Originally published in 1987, Jenny Weaver, the character we follow, lives a life contemporary to that time in a world imperfect and disappointing. Across a portal lives Zachary T. Paleozogt, a blonde hero with rocket boots and a ten-shooter laser gun, who exists in 1965. His permanently 1965 world is very different, a futuristic Earth, a utopia of flying cars and robot butlers. It is when Jenny and Zot start crossing through the portal into each other’s worlds that core differences become apparent.

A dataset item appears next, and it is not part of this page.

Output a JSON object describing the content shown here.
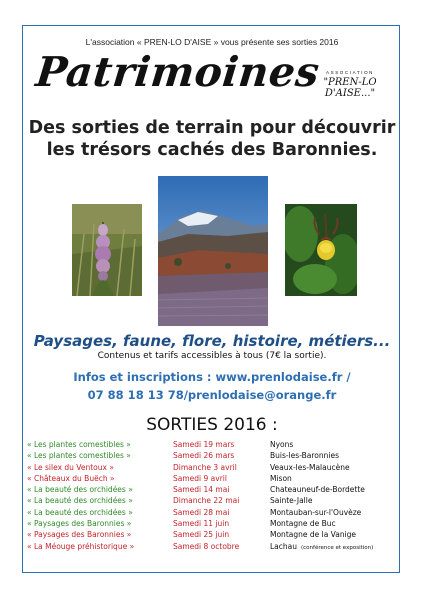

Collected this award-winning series into one volume, Zot!: The Complete Black and White Collection is an astonishing comparison of the futuristic world promised in the golden age of science fiction and the hard realities of living in the late-80’s. Zot! also holds the status of being the first substantial bridge between American alternative comics, traditional hero-based comics and Japanese manga as it drew on elements from all three genres. McCloud holds Astro Boy creator Osama Tezuka, the man generally considered to be the father of manga, as his key influence in the creation of the story. While Zot! may not be right for everyone, it is a prime example of how great comics can be when they are done right.